▸ Exercise
Where a line of the records contains the word "JSON", show that line.

▸ Provided information
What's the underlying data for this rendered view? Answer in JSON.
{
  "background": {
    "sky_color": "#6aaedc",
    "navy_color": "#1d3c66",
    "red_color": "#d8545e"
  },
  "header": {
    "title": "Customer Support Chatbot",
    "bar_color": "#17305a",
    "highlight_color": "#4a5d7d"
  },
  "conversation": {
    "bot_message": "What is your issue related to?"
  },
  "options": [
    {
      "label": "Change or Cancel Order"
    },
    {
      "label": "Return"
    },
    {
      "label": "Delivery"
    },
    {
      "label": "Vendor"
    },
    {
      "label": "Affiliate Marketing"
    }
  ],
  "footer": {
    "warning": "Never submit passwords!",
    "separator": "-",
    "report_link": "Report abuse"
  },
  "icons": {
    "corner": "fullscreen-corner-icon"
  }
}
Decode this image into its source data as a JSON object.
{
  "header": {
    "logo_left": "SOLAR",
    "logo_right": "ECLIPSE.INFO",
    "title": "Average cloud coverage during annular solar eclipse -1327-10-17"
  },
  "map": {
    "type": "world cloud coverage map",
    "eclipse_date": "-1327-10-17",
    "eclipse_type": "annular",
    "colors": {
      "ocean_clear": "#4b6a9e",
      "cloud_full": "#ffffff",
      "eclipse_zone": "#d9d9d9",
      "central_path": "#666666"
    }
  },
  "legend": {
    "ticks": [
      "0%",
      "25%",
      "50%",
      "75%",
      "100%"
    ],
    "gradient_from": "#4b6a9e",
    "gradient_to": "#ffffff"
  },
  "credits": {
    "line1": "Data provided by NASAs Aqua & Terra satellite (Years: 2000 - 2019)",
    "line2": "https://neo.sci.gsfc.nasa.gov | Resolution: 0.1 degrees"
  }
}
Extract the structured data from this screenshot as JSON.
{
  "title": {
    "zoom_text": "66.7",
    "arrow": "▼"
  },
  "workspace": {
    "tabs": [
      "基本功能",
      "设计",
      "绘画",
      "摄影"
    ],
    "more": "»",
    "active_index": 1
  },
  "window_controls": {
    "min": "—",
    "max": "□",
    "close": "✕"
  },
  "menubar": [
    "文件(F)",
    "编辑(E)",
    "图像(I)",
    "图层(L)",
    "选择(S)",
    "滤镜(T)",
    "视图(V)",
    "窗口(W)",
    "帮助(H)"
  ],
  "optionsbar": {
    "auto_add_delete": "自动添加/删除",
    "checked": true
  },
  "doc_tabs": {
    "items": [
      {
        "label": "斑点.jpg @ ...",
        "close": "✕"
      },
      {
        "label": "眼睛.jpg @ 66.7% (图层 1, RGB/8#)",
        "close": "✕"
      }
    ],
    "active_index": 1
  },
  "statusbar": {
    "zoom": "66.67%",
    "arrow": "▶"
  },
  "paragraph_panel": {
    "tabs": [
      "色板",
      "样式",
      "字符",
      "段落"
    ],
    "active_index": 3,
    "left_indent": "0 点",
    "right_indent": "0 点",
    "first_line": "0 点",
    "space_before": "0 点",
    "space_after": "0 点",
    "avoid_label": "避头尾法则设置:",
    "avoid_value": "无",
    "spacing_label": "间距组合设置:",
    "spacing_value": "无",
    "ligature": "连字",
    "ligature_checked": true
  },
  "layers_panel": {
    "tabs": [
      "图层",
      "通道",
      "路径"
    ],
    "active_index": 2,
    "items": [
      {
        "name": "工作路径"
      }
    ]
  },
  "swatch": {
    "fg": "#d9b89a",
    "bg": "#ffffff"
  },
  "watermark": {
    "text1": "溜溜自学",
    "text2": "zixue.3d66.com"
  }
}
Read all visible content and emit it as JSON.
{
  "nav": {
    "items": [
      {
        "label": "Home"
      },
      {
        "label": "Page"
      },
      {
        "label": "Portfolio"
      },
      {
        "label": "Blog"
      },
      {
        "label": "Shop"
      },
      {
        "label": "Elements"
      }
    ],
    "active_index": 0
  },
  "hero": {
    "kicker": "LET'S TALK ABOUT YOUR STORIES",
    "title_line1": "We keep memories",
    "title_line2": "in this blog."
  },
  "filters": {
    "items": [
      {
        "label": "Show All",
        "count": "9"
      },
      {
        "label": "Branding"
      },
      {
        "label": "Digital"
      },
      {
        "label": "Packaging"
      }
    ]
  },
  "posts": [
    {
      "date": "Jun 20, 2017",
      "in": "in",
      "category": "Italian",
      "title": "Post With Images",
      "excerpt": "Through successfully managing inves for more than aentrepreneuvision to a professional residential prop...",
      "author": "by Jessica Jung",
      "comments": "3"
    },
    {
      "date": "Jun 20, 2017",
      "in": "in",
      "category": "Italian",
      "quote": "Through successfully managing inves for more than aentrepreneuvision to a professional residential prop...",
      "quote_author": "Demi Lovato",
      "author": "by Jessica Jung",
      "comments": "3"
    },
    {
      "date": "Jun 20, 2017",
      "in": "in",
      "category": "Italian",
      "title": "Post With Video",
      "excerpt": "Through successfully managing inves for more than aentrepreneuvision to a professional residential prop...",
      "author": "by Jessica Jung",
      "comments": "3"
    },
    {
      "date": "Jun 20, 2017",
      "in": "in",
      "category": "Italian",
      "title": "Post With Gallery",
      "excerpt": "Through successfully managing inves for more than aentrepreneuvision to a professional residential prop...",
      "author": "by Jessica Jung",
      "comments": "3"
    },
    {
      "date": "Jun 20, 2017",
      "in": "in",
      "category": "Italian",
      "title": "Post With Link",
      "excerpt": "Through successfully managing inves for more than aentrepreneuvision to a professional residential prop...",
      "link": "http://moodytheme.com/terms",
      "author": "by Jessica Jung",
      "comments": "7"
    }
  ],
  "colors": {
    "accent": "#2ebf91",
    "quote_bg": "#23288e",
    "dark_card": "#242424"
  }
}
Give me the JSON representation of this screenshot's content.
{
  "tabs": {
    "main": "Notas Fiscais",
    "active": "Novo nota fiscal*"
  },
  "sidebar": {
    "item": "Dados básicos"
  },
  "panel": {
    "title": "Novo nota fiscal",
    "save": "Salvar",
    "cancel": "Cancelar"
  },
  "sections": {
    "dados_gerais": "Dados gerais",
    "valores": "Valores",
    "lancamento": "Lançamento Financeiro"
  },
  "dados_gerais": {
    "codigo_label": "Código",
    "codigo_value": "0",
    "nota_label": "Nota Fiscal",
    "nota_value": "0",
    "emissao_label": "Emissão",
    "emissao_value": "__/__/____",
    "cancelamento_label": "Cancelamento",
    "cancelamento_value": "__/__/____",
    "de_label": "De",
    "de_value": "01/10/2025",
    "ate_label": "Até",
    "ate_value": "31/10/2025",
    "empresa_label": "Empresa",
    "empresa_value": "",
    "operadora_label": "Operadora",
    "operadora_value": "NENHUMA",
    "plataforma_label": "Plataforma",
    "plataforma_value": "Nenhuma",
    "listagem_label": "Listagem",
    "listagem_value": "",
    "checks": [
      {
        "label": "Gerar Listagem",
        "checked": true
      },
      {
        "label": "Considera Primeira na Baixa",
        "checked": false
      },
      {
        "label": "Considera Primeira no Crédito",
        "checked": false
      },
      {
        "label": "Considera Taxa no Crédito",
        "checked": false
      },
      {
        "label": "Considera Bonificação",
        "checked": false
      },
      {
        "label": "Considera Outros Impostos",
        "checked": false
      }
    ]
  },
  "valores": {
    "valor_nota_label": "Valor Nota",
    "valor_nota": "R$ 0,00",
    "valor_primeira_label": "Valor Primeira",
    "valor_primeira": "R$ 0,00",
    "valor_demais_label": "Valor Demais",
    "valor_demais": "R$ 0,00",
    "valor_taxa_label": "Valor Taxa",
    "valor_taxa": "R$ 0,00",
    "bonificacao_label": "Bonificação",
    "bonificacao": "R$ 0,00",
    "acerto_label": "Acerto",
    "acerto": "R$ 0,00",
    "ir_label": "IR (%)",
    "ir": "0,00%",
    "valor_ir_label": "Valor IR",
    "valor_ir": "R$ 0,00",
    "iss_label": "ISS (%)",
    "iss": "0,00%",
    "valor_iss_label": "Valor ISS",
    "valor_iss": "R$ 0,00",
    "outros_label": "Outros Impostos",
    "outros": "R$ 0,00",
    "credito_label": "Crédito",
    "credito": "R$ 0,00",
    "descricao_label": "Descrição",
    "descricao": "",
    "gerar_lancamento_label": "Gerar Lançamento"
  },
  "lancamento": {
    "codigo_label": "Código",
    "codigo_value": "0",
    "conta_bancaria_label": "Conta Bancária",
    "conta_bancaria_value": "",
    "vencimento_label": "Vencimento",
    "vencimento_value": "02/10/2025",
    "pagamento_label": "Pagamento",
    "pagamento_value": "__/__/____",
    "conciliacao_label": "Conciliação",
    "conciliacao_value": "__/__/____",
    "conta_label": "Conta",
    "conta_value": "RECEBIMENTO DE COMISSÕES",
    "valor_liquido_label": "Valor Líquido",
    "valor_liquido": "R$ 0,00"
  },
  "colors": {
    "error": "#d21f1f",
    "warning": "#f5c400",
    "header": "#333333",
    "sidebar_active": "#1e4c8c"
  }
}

▸ Solution
What's the underlying data for this rendered view? Answer in JSON.
Decode this image into its source data as a JSON object.
Extract the structured data from this screenshot as JSON.
Read all visible content and emit it as JSON.
Give me the JSON representation of this screenshot's content.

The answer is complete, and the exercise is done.